What Went Wrong: Take One
Over the years, commentators have looked back at this episode to analyse what the team did wrong, how genius of this magnitude could fail.
“If you take the 16 of them, they have about as high an IQ as any 16 people working together in one business in the country, including Microsoft,” Warren Buffett told a group of students a few weeks after the collapse. “An incredible amount of intellect in one room. Now you combine that with the fact that those people had extensive experience in the field they were operating in. These were not a bunch of guys who had made their money selling men’s clothing and all of a sudden went into the securities business. They had in aggregate, the 16, had 300 or 400 years of experience doing exactly what they were doing and then you throw in the third factor that most of them had most of their very substantial net worth in the business. Hundreds and hundreds of millions of their own money up (at risk), super high intellect and working in a field that they knew. Essentially they went broke. That to me is absolutely fascinating.”
Various reasons have been given for the downfall. One is that the LTCM partners were overly beholden to their models. Rosenfeld was a finance PhD; he had spent several years as an assistant professor at Harvard before joining up with Meriwether and, like many of his fellow partners, was fluent in mathematical modelling.
“LTCM’s experts start with an academic research framework and quantitative orientation to build and refine models and to put concepts into practice on a large scale,” the firm’s marketing materials note. Its brochure describes LTCM not as a fund but as a “financial technology company.” (A red flag if ever there was one.)3
But many of the pricing anomalies that LTCM sought to exploit could be identified without sophisticated modelling at all. Although models were important to how trades were implemented and risks assessed, partners knew that their models were approximations to reality: They were far too experienced to enter into positions without an understanding of why a trading opportunity had opened up. The firm’s overall risk model even incorporated judgement-based buffers. Thus, investors were told to expect annual volatility of 20%, higher than both the volatility the risk model anticipated (14.5%) and the volatility the fund historically realised (11%).4
Another reason presented for the firm’s demise is that it employed too much leverage. “At LTCM the best minds were destroyed by the oldest and most famously addictive drug in finance,” wrote Carol Loomis for Fortune magazine. “Had the fund not grievously overextended itself, it might still be trucking along, doing its thing, working those brain cells.” Indeed, curtailing excessive leverage in the finance industry became a key policy conclusion in the aftermath of the collapse (albeit not one that was implemented in time for the 2008 financial crisis).
LTCM did leverage up, with unfortunate timing, going into 1998, when it returned $2.7 billion of capital to investors without reducing its asset base commensurately.

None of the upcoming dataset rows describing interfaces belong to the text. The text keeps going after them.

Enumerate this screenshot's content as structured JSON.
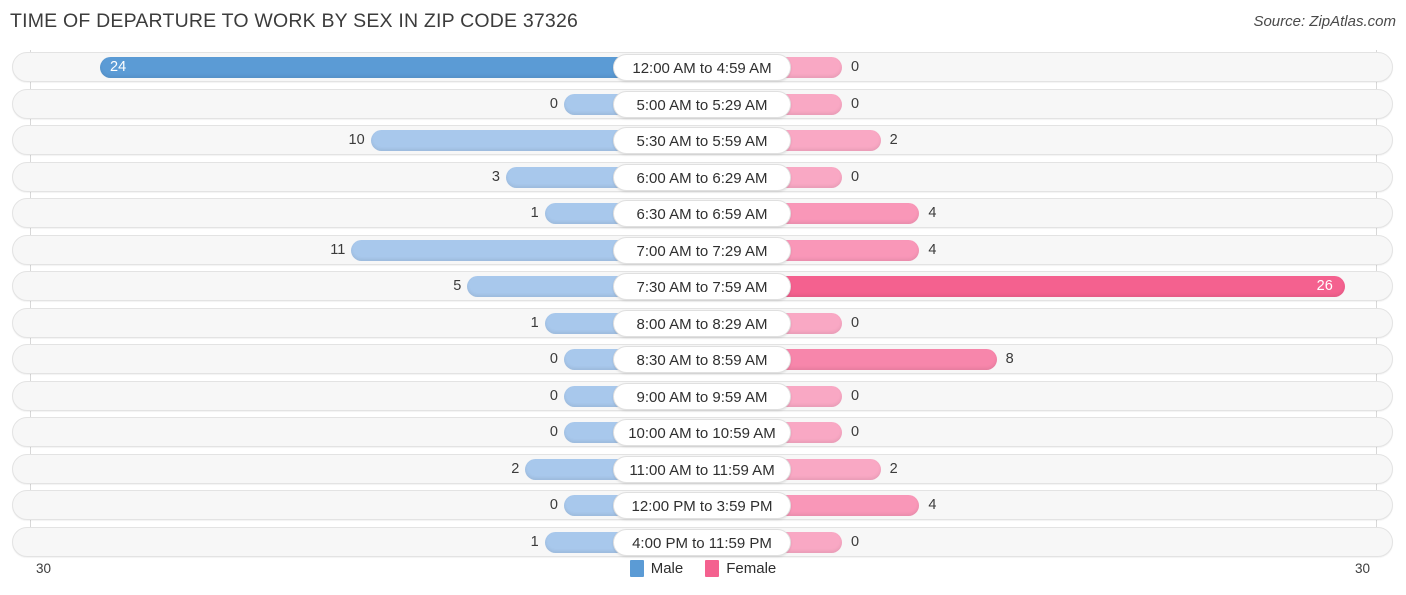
{
  "header": {
    "title": "TIME OF DEPARTURE TO WORK BY SEX IN ZIP CODE 37326",
    "source": "Source: ZipAtlas.com"
  },
  "footer": {
    "axis_left": "30",
    "axis_right": "30"
  },
  "colors": {
    "male_strong": "#5b9bd5",
    "male_light": "#a8c8ec",
    "female_strong": "#f4618f",
    "female_light": "#f9a8c4",
    "track": "#f7f7f7",
    "grid": "#d8d8d8"
  },
  "legend": [
    {
      "label": "Male",
      "color": "#5b9bd5"
    },
    {
      "label": "Female",
      "color": "#f4618f"
    }
  ],
  "chart_data": {
    "type": "bar",
    "subtype": "diverging-bar",
    "title": "TIME OF DEPARTURE TO WORK BY SEX IN ZIP CODE 37326",
    "xlabel": "",
    "ylabel": "",
    "xlim": [
      30,
      30
    ],
    "grid": true,
    "legend_position": "bottom-center",
    "categories": [
      "12:00 AM to 4:59 AM",
      "5:00 AM to 5:29 AM",
      "5:30 AM to 5:59 AM",
      "6:00 AM to 6:29 AM",
      "6:30 AM to 6:59 AM",
      "7:00 AM to 7:29 AM",
      "7:30 AM to 7:59 AM",
      "8:00 AM to 8:29 AM",
      "8:30 AM to 8:59 AM",
      "9:00 AM to 9:59 AM",
      "10:00 AM to 10:59 AM",
      "11:00 AM to 11:59 AM",
      "12:00 PM to 3:59 PM",
      "4:00 PM to 11:59 PM"
    ],
    "series": [
      {
        "name": "Male",
        "color": "#5b9bd5",
        "values": [
          24,
          0,
          10,
          3,
          1,
          11,
          5,
          1,
          0,
          0,
          0,
          2,
          0,
          1
        ],
        "labels": [
          "24",
          "0",
          "10",
          "3",
          "1",
          "11",
          "5",
          "1",
          "0",
          "0",
          "0",
          "2",
          "0",
          "1"
        ]
      },
      {
        "name": "Female",
        "color": "#f4618f",
        "values": [
          0,
          0,
          2,
          0,
          4,
          4,
          26,
          0,
          8,
          0,
          0,
          2,
          4,
          0
        ],
        "labels": [
          "0",
          "0",
          "2",
          "0",
          "4",
          "4",
          "26",
          "0",
          "8",
          "0",
          "0",
          "2",
          "4",
          "0"
        ]
      }
    ]
  }
}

But prior to that, its leverage had been managed tightly. Before the capital distribution, the firm had an equity base of $7.5 billion and a balance sheet of $129 billion, equivalent to a 17x leverage ratio. Yet 80% of its positions were in government bonds of G-7 countries, traditionally lower risk assets (and reflected as much in bank risk weighting methodologies). And compared with banks, LTCM ran a conservative balance sheet. At the end of 1996, Morgan Stanley, whose equity base was similarly sized at $7.4 billion, ran a 27x leverage ratio; Salomon Inc ran a leverage ratio as high as 42x.5
As Donald MacKenzie, a professor of sociology, notes, “Blaming LTCM’s crisis on leverage is rather like attributing a plane crash to the fact that the aircraft was no longer safely in contact with the ground: it identifies a necessary, but in no sense a sufficient, cause. Leverage at best explains the fund’s vulnerability to the events of August and September 1998, but does not itself explain those events.”

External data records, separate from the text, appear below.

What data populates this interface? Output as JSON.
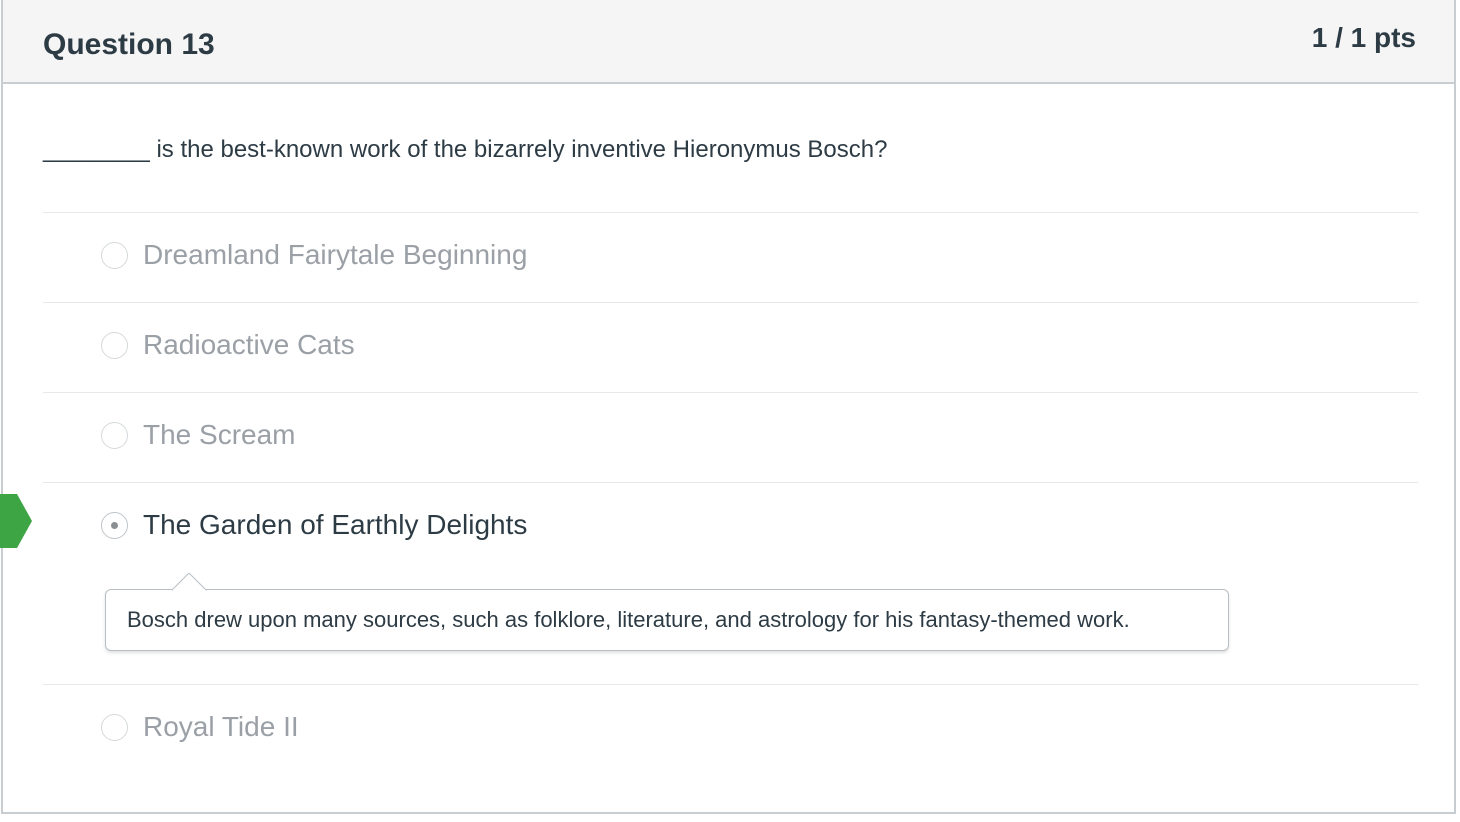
{
  "question": {
    "title": "Question 13",
    "points": "1 / 1 pts",
    "text": "________ is the best-known work of the bizarrely inventive Hieronymus Bosch?"
  },
  "answers": [
    {
      "label": "Dreamland Fairytale Beginning",
      "selected": false
    },
    {
      "label": "Radioactive Cats",
      "selected": false
    },
    {
      "label": "The Scream",
      "selected": false
    },
    {
      "label": "The Garden of Earthly Delights",
      "selected": true
    },
    {
      "label": "Royal Tide II",
      "selected": false
    }
  ],
  "comment": {
    "text": "Bosch drew upon many sources, such as folklore, literature, and astrology for his fantasy-themed work."
  },
  "colors": {
    "correct_marker": "#3da544",
    "header_bg": "#f5f5f5",
    "text": "#2d3b45",
    "muted_text": "#9aa0a6"
  },
  "icons": {
    "correct_marker": "correct-answer-arrow-icon",
    "radio": "radio-icon"
  }
}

So if it was neither seduction of models nor leverage that caused LTCM to implode, what was it? Join me over the paywall to explore…